TASK DETAILS —
Send back the records exactly as written, with no images.
....
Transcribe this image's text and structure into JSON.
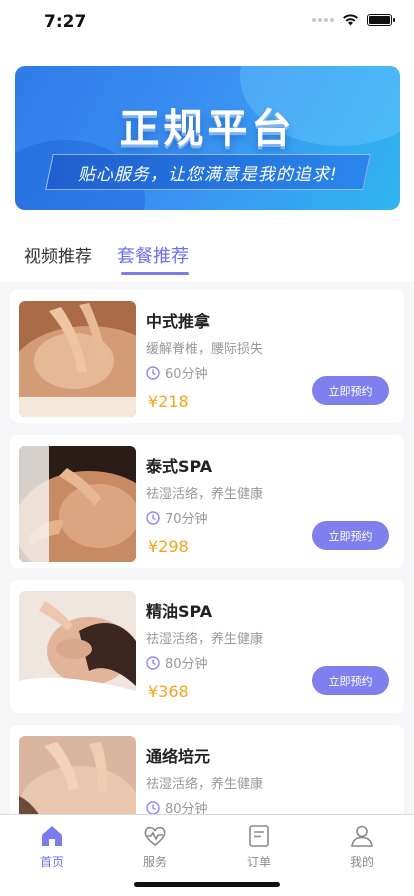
{
  "status_bar": {
    "time": "7:27"
  },
  "banner": {
    "title": "正规平台",
    "slogan": "贴心服务，让您满意是我的追求!"
  },
  "tabs": [
    {
      "label": "视频推荐",
      "active": false
    },
    {
      "label": "套餐推荐",
      "active": true
    }
  ],
  "packages": [
    {
      "name": "中式推拿",
      "desc": "缓解脊椎，腰际损失",
      "duration": "60分钟",
      "price": "¥218",
      "button": "立即预约"
    },
    {
      "name": "泰式SPA",
      "desc": "祛湿活络，养生健康",
      "duration": "70分钟",
      "price": "¥298",
      "button": "立即预约"
    },
    {
      "name": "精油SPA",
      "desc": "祛湿活络，养生健康",
      "duration": "80分钟",
      "price": "¥368",
      "button": "立即预约"
    },
    {
      "name": "通络培元",
      "desc": "祛湿活络，养生健康",
      "duration": "80分钟",
      "price": "",
      "button": ""
    }
  ],
  "tabbar": [
    {
      "label": "首页",
      "icon": "home-icon",
      "active": true
    },
    {
      "label": "服务",
      "icon": "heart-pulse-icon",
      "active": false
    },
    {
      "label": "订单",
      "icon": "order-icon",
      "active": false
    },
    {
      "label": "我的",
      "icon": "user-icon",
      "active": false
    }
  ],
  "colors": {
    "accent": "#7f80ee",
    "price": "#f3a51a",
    "banner": "#2f7be8"
  }
}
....
YOUR RESPONSE —
Transcribe this image's text and structure into JSON.
{
  "status_bar": {
    "time": "7:27"
  },
  "banner": {
    "title": "正规平台",
    "slogan": "贴心服务，让您满意是我的追求!"
  },
  "tabs": [
    {
      "label": "视频推荐",
      "active": false
    },
    {
      "label": "套餐推荐",
      "active": true
    }
  ],
  "packages": [
    {
      "name": "中式推拿",
      "desc": "缓解脊椎，腰际损失",
      "duration": "60分钟",
      "price": "¥218",
      "button": "立即预约"
    },
    {
      "name": "泰式SPA",
      "desc": "祛湿活络，养生健康",
      "duration": "70分钟",
      "price": "¥298",
      "button": "立即预约"
    },
    {
      "name": "精油SPA",
      "desc": "祛湿活络，养生健康",
      "duration": "80分钟",
      "price": "¥368",
      "button": "立即预约"
    },
    {
      "name": "通络培元",
      "desc": "祛湿活络，养生健康",
      "duration": "80分钟",
      "price": "",
      "button": ""
    }
  ],
  "tabbar": [
    {
      "label": "首页",
      "icon": "home-icon",
      "active": true
    },
    {
      "label": "服务",
      "icon": "heart-pulse-icon",
      "active": false
    },
    {
      "label": "订单",
      "icon": "order-icon",
      "active": false
    },
    {
      "label": "我的",
      "icon": "user-icon",
      "active": false
    }
  ],
  "colors": {
    "accent": "#7f80ee",
    "price": "#f3a51a",
    "banner": "#2f7be8"
  }
}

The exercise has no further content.